My heart felt like a sneaker thunking around in a dryer for most of the 1st, some of the 2nd. By the half it felt stretched, thin, my pulse racing but racing away from me, like some spooked horse, getting quieter and quieter as it pounded off for greener pastures. But my heart finally broke at Fred Van Vleet, put in with the rest of the Raptors’ rookies with three minutes to go in the game.
‘Cause unlike the rest of the rookies and the relief lineup of the Bucks, all standing around with arms hanging and eyes blinking as the shot and game clocks counted down, Fred was stretching, straining, reaching for the ball held aloft in one hand by Michael Beasley. He curled low and around Beasley at the waist, trying one side then the other, his eyes never leaving the ball until it arched toward Thon Maker who sunk it like a dagger into the Raptors’ closed casket.
Van Vleet was hungry and rested and ready, Nogueira was hungry, rested and ready, Poeltl, Wright, Powell—hungry, rested and ready. These guys took some of the sting from the preceding 48 minutes because even in understanding that they were coming out for the rinse cycle of the last 3 minutes of a total wash, they came out with energy, experimentation and communication that put our pros to shame. Bebe went up for an assisted dunk! He missed it and Poeltl casually slipped the rebound in, sure, but they were trying something.
There’s a mountain of small losses in last night’s game, we all know that, but the one that seems to me the most concentrated bummer is how we have these hungry guys, ready, waiting and willing, just languishing on the bench. Norman Powell, for the four minutes in total we saw him last night, was the same guy who pushed plays and turned entire games around in last year’s playoffs. And can you imagine the physicality Bebe could play with, if he was only honed a little more on his offensive game? For a team that says it puts so much stock in its prospects and training of rookies, it really seemed a glaring opportunity missed that none of them could be moved into earlier rotations, to jiggle the reins a bit and see if Casey could force a reaction that wasn’t coming from relentlessly riding DeRozan, or subbing in Corey Joseph for JV after the half. Moves that had as much of an effect as tossing a Frisbee at a tornado.
The Raptors aren’t known for being a particularly nimble team in their plays, and don’t always have the creativity on court that comes in watching more finely tuned teams when they get pressed.
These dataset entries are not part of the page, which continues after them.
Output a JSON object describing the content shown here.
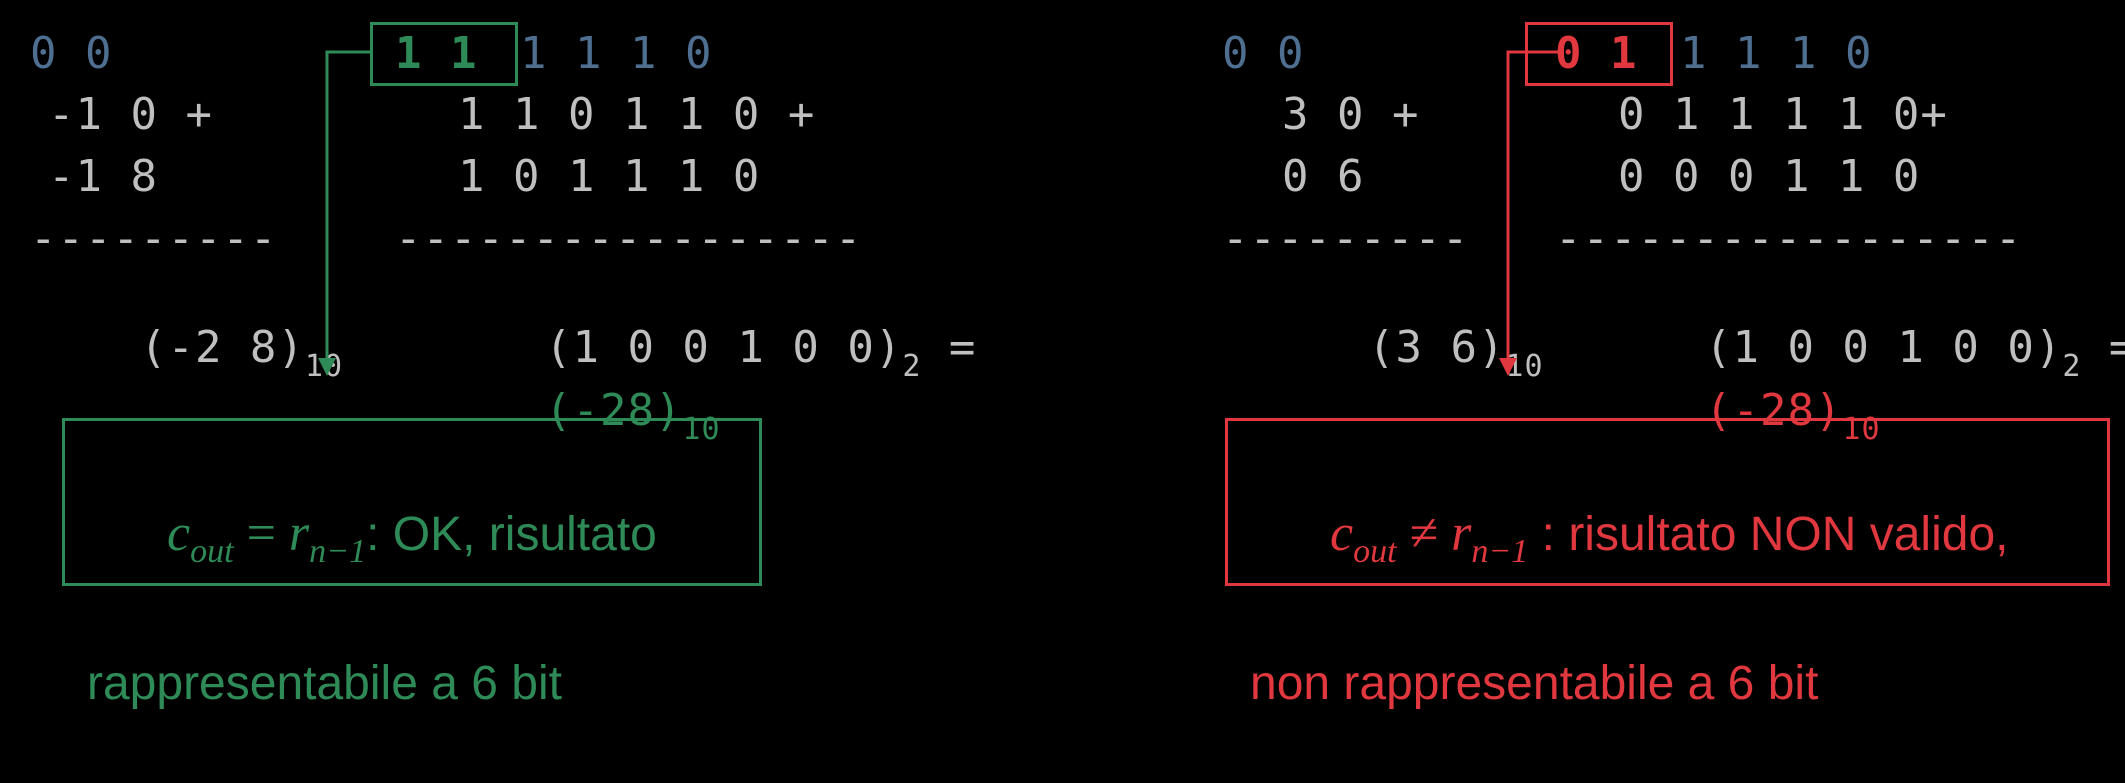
{
  "left": {
    "carry_bits": "0 0",
    "highlight_bits": "1 1",
    "carry_rest": "1 1 1 0",
    "dec_op1": "-1 0 +",
    "dec_op2": "-1 8",
    "dec_dashes": "---------",
    "dec_result": "(-2 8)",
    "dec_result_base": "10",
    "bin_op1": "1 1 0 1 1 0 +",
    "bin_op2": "1 0 1 1 1 0",
    "bin_dashes": "-----------------",
    "bin_result": "(1 0 0 1 0 0)",
    "bin_result_base": "2",
    "bin_equals": "=",
    "bin_decoded": "(-28)",
    "bin_decoded_base": "10",
    "note_c": "c",
    "note_c_sub": "out",
    "note_rel": "=",
    "note_r": "r",
    "note_r_sub": "n−1",
    "note_line1": ": OK, risultato",
    "note_line2": "rappresentabile a 6 bit",
    "color": "#2e8b57"
  },
  "right": {
    "carry_bits": "0 0",
    "highlight_bits": "0 1",
    "carry_rest": "1 1 1 0",
    "dec_op1": "3 0 +",
    "dec_op2": "0 6",
    "dec_dashes": "---------",
    "dec_result": "(3 6)",
    "dec_result_base": "10",
    "bin_op1": "0 1 1 1 1 0+",
    "bin_op2": "0 0 0 1 1 0",
    "bin_dashes": "-----------------",
    "bin_result": "(1 0 0 1 0 0)",
    "bin_result_base": "2",
    "bin_equals": "=",
    "bin_decoded": "(-28)",
    "bin_decoded_base": "10",
    "note_c": "c",
    "note_c_sub": "out",
    "note_rel": "≠",
    "note_r": "r",
    "note_r_sub": "n−1",
    "note_line1": " : risultato NON valido,",
    "note_line2": "non rappresentabile a 6 bit",
    "color": "#e0383e"
  }
}
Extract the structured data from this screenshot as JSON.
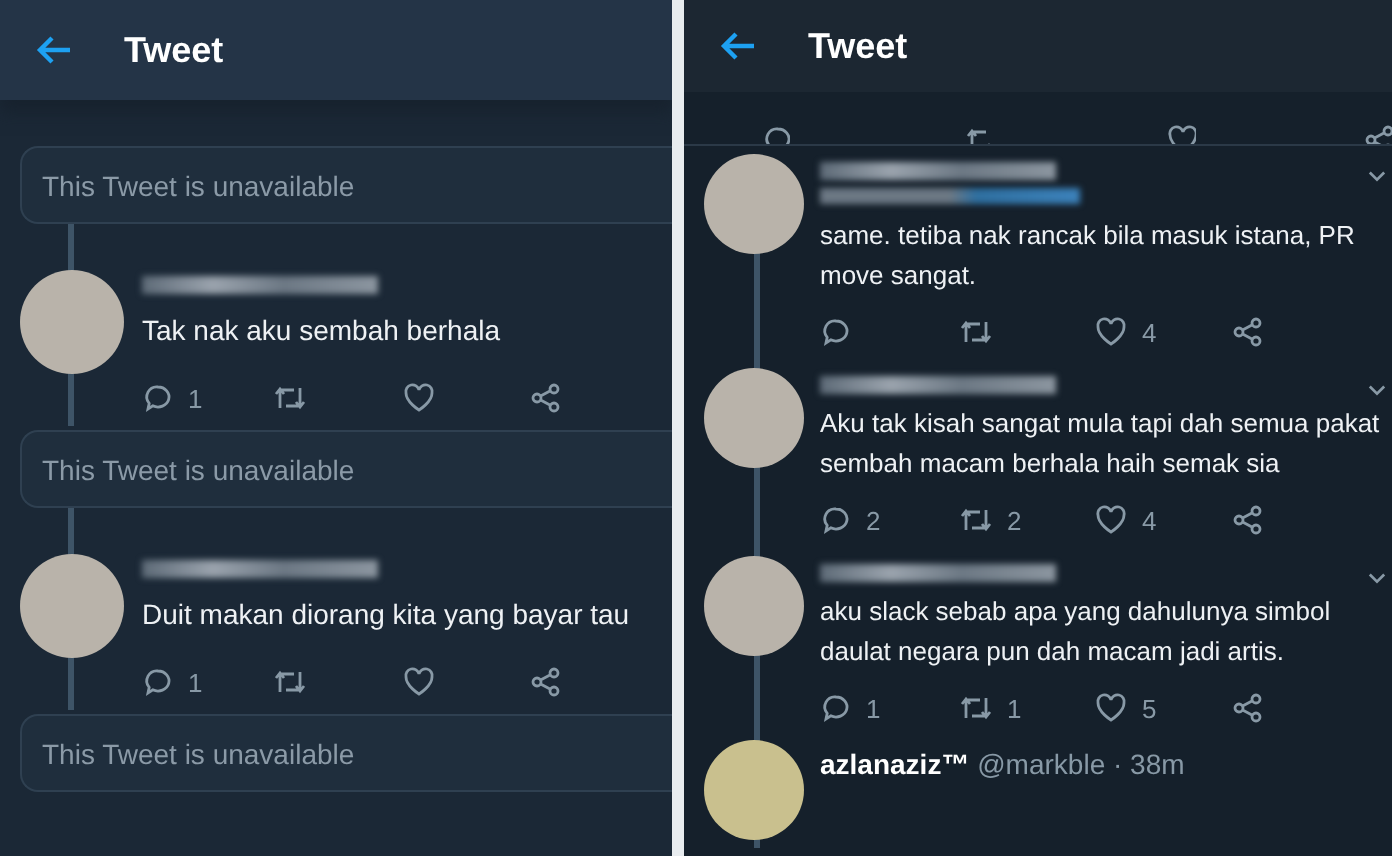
{
  "left": {
    "title": "Tweet",
    "items": [
      {
        "kind": "unavailable",
        "text": "This Tweet is unavailable"
      },
      {
        "kind": "tweet",
        "text": "Tak nak aku sembah berhala",
        "replies": "1"
      },
      {
        "kind": "unavailable",
        "text": "This Tweet is unavailable"
      },
      {
        "kind": "tweet",
        "text": "Duit makan diorang kita yang bayar tau",
        "replies": "1"
      },
      {
        "kind": "unavailable",
        "text": "This Tweet is unavailable"
      }
    ]
  },
  "right": {
    "title": "Tweet",
    "items": [
      {
        "kind": "tweet_with_handle",
        "text": "same. tetiba nak rancak bila masuk istana, PR move sangat.",
        "likes": "4"
      },
      {
        "kind": "tweet",
        "text": "Aku tak kisah sangat mula tapi dah semua pakat sembah macam berhala haih semak sia",
        "replies": "2",
        "retweets": "2",
        "likes": "4"
      },
      {
        "kind": "tweet",
        "text": "aku slack sebab apa yang dahulunya simbol daulat negara pun dah macam jadi artis.",
        "replies": "1",
        "retweets": "1",
        "likes": "5"
      },
      {
        "kind": "header",
        "name": "azlanaziz™",
        "handle": "@markble · 38m"
      }
    ]
  }
}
Our dudes don’t much tend to make things look easy, as much as they make it look like running uphill, through a swamp, on a moonless night.
Green guys can be a liability but why not try to harness a little of their energy and unpredictability, take a page out of (and I can’t believe I’m writing this) Kidd’s book and let Van Vleet’s tenacity, or Bebe’s upbeat endurance, crackle through the rest of the team on contact like the chain reaction he got when he used Thon Maker to juice up his already charged Bucks.
Because it’s wasteful, what’s happening. Watching these guys wither on the bench when all it can take to get on a run sometimes is a slight shift in feeling. It was clear to anyone watching that the rudder of the Raptors had torn off sometime in the first few turnovers of last night’s game, and that neither Lowry nor DeRozan knew how, or wanted, to give any direction. Their frustration was palpable but with Kyle reverting into some shadow version of his Rockets’ past and DeMar looking lost even in the middle of his teammates, it gets more and more obvious there’s a problem with channeling their anger into something that turns games around. And maybe that’s straight-up not their job, maybe they aren’t going to get good at it and it should fall to somebody else we haven’t had a chance of seeing shake things up yet.
Shy of Casey warging into someone’s body there was nothing he could do either, save for scream himself hoarse on the sidelines while his ghost ship of lost guys sailed into a Bermuda triangle of rotational issues. At that point why wouldn’t you try something a little desperate, a little wild, to shore up your crumpling starters and sharpen those toothless plays? Frankly I would be happy if I never saw another pick and roll again.
There’s enough analytical and gut-based speculation on whether or not Toronto still stands a chance in this series to last you ‘til Saturday, so I’ll spare you my own two cents. But whatever happens it’s the last three minutes of last night’s game, those hungry rookies with their whole hearts practically sprouting legs and putting on shorts to finish what was already a smoking crater of a loss that will stick with me going into next season. If we’re already ripping off our own best potential, then what is the point of meticulously building a team over all these years? Put plainly: Let them play, what the hell else do we have to lose?